| By Dr David Whiteley

During the summer of 2022, I noticed rainbows appearing on bottles of alcohol to celebrate LGBTQ+ Pride. Brands of spirits, wine and beer all seemed keen to flaunt their queer allegiance as soon as June arrived. Of course, this wasn’t the first time that had happened, and in previous years I hadn’t thought too much about it. Rainbows. Solidarity. Nice. But in 2022 my feelings towards those cheery little rainbows had changed. They made me uneasy, irritated, and then a little bit angry.

Being LGBTQ+ and drinking alcohol

The reason for my anger was rooted in what I’d learned about the ongoing inequity experienced by LGBTQ+ people in relation to alcohol consumption. If, like me, you identify within the LGBTQ+ umbrella, you are more likely to drink alcohol, drink it to excess, and are more at risk of becoming dependent on alcohol than if you are heterosexual and/or cisgender. This also means you’re more likely to become unwell and die because of alcohol.

The reasons for this are often explained through individual actions – we drink more to cope with the stigma and discrimination we face for just being who we are. While this may be true, an understanding that LGBTQ+ people drink more to deal with the pressures of their identity masks other important factors which have often been overlooked. For example, alcohol consumption has long been normalised within LGBTQ+ communities due to its invariable presence within the majority of ‘safe spaces’. The commercial scene was built around bars and clubs, and alcohol can be integral to the way LGBTQ+ people come to know who they are. Going out and coming out are often alcohol-related. But those rainbows in June are another important consideration. Exploring how the alcohol industry targets LGBTQ+ communities, marketing their products to appeal to queer consumers, is vital.

Alcohol marketing to LGBTQ+ people

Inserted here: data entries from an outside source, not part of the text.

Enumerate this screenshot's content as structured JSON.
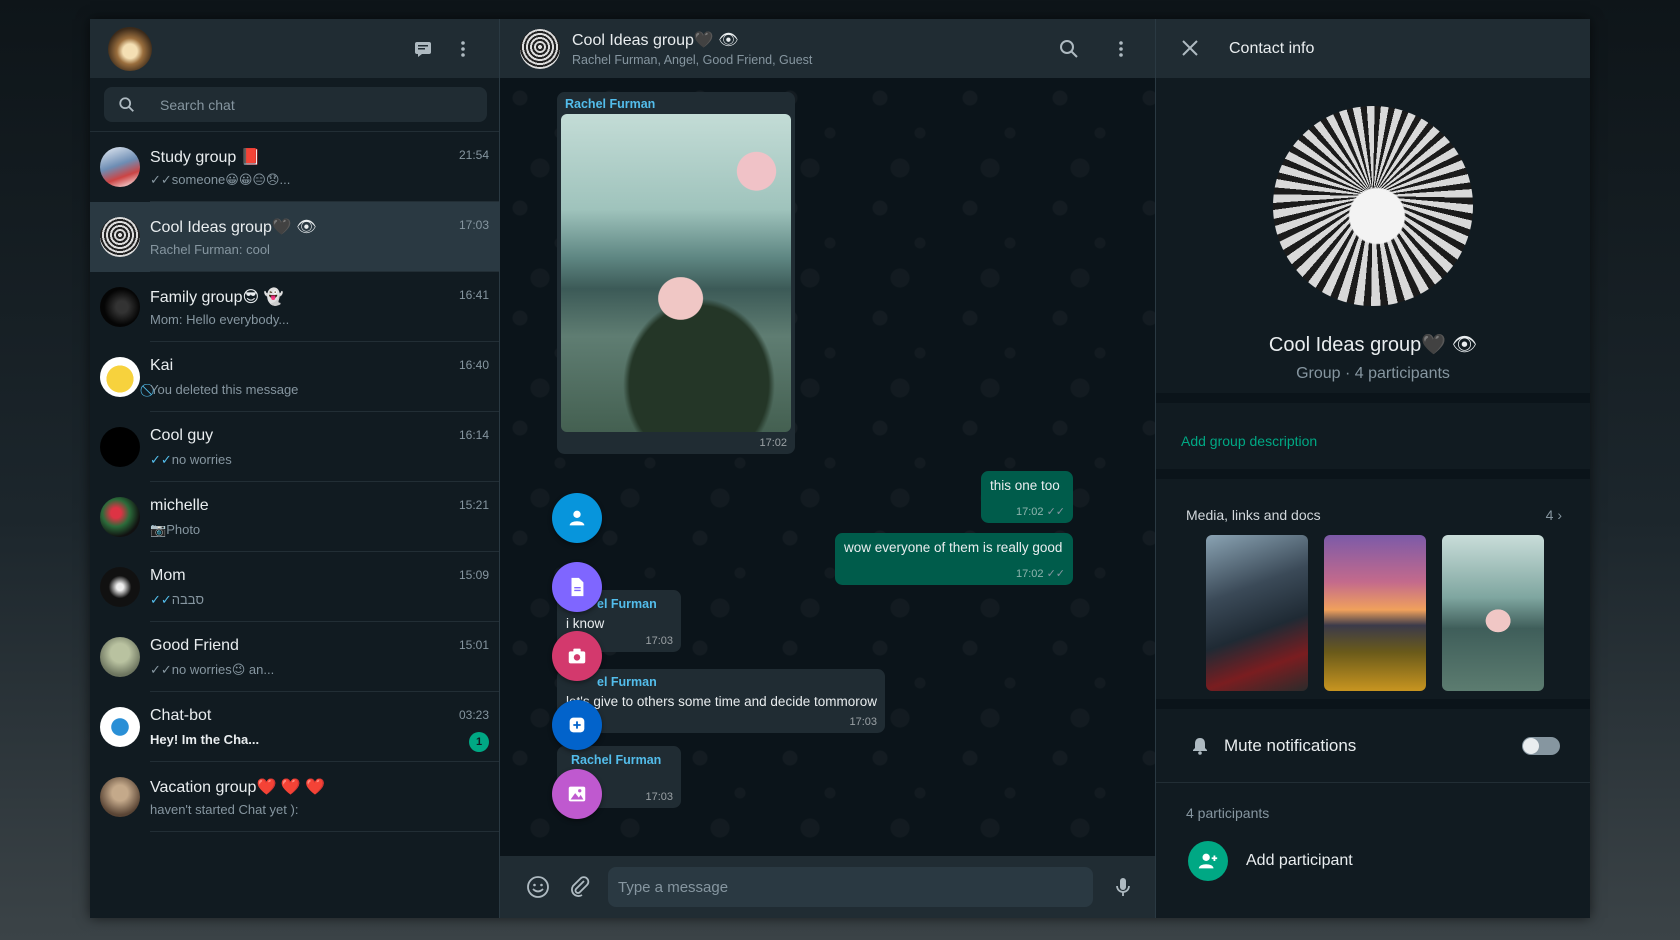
{
  "left": {
    "search_placeholder": "Search chat",
    "chats": [
      {
        "name": "Study group 📕",
        "time": "21:54",
        "tick": "✓✓",
        "preview": "someone😀😀😑😞...",
        "avatar": "linear-gradient(160deg,#e8eef5 0%,#6d8db4 45%,#c44 70%,#fff 100%)"
      },
      {
        "name": "Cool Ideas group🖤 👁",
        "time": "17:03",
        "tick": "",
        "preview": "Rachel Furman: cool",
        "avatar": "repeating-radial-gradient(circle at 50% 45%, #ddd 0 2px, #222 2px 4px)"
      },
      {
        "name": "Family group😎 👻",
        "time": "16:41",
        "tick": "",
        "preview": "Mom: Hello everybody...",
        "avatar": "radial-gradient(circle at 55% 50%, #333 0 20%, #050505 60%)"
      },
      {
        "name": "Kai",
        "time": "16:40",
        "tick": "⃠",
        "preview": "You deleted this message",
        "avatar": "radial-gradient(circle at 50% 55%, #f7d23d 0 45%, #fff 46%)"
      },
      {
        "name": "Cool guy",
        "time": "16:14",
        "tick": "✓✓",
        "preview": "no worries",
        "avatar": "#000"
      },
      {
        "name": "michelle",
        "time": "15:21",
        "tick": "📷",
        "preview": "Photo",
        "avatar": "radial-gradient(circle at 40% 40%, #d34 0 15%, #2b6b3a 40%, #111 70%)"
      },
      {
        "name": "Mom",
        "time": "15:09",
        "tick": "✓✓",
        "preview": "סבבה",
        "avatar": "radial-gradient(circle at 50% 50%, #eee 0 12%, #111 40%)"
      },
      {
        "name": "Good Friend",
        "time": "15:01",
        "tick": "✓✓",
        "preview": "no worries😉 an...",
        "avatar": "radial-gradient(circle at 50% 40%, #b9c2a0 0 30%, #6e7660 70%)"
      },
      {
        "name": "Chat-bot",
        "time": "03:23",
        "tick": "",
        "preview": "Hey! Im the Cha...",
        "bold": true,
        "unread": "1",
        "avatar": "radial-gradient(circle at 50% 50%, #2a8fd6 0 30%, #fff 32%)"
      },
      {
        "name": "Vacation group❤️ ❤️ ❤️",
        "time": "",
        "tick": "",
        "preview": "haven't started Chat yet ):",
        "avatar": "radial-gradient(circle at 50% 40%, #c4a98a 0 25%, #5a4535 70%)"
      }
    ]
  },
  "middle": {
    "title": "Cool Ideas group🖤 👁",
    "subtitle": "Rachel Furman, Angel, Good Friend, Guest",
    "compose_placeholder": "Type a message",
    "messages": {
      "photo_sender": "Rachel Furman",
      "photo_time": "17:02",
      "out1_text": "this one too",
      "out1_time": "17:02",
      "out2_text": "wow everyone of them is really good",
      "out2_time": "17:02",
      "in1_sender": "el Furman",
      "in1_text": "i know",
      "in1_time": "17:03",
      "in2_sender": "el Furman",
      "in2_text": "let's give to others some time and decide tommorow",
      "in2_time": "17:03",
      "in3_sender": "Rachel Furman",
      "in3_time": "17:03"
    }
  },
  "right": {
    "header_title": "Contact info",
    "group_name": "Cool Ideas group🖤 👁",
    "group_meta": "Group · 4 participants",
    "add_description": "Add group description",
    "media_label": "Media, links and docs",
    "media_count": "4",
    "mute_label": "Mute notifications",
    "participants_label": "4 participants",
    "add_participant": "Add participant"
  },
  "colors": {
    "accent": "#00a884",
    "outgoing": "#005c4b",
    "panel": "#202c33",
    "background": "#111b21"
  }
}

To that end, in October 2022, my colleagues and I began a scoping review to find out what, if anything, had been written academically on the topic. Our findings have just been published, and reveal those rainbows on the bottles every summer are just the tip of the iceberg. The alcohol industry has actively targeted the LGBTQ+ community for decades, with a broad range of advertisements, promotions, benefactions, collaborations and sponsorships that saturate queer spaces. Targeted marketing is evident in print, on television, throughout social media and on the scene. The alcohol industry employs the imagery, language and celebrity of LGBTQ+ communities, and aligns itself with causes we care about. They tell us they are our friend, our supporter and our ally, and infiltrate LGBTQ+ events and celebrations. Such blanket marketing serves to reinforce and perpetuate a culture where drinking alcohol is normalised and necessary, in turn maintaining the increased risk of alcohol-related illness and death we experience.

I’m not anti-alcohol, as my friends would attest. However, actively encouraging our community to drink more at every opportunity while knowing the increased risk of harm we face feels immoral at best. To consider any alcohol brand an LGBTQ+ ally requires Orwellian levels of doublethink. Why aren’t we angrier about this? The Pride movement was ignited by protest and uprising, yet that very same movement now placidly accepts sponsorship from alcohol brands at many Pride events. Has the ubiquity of alcohol within our communities blinded us to its pernicious effects? 

Be angry

We should be angry. We should be angry about those rainbows on bottles of prosecco in June purporting to support our rights, angry about RuPaul’s drag queens dressing up as flavoured vodka when we’re just trying to watch television, and angry about every one of the multitude of ways the alcohol industry seeks to ingratiate itself with LGBTQ+ communities.  Be angry about an industry that says it’s our ally, while simultaneously doing everything it can to make sure LGBTQ+ people remain more at risk from drinking alcohol than our heterosexual/cisgender friends and peers. Be angry, and then let’s do something about it.

Written by Dr David Whiteley, Lecturer, Glasgow Caledonian University.

This blogposts of the Institute of Alcohol Studies is published with the permission of the author. The views expressed are solely the author’s own and do not necessarily represent the views of the Institute of Alcohol Studies.

Post Navigation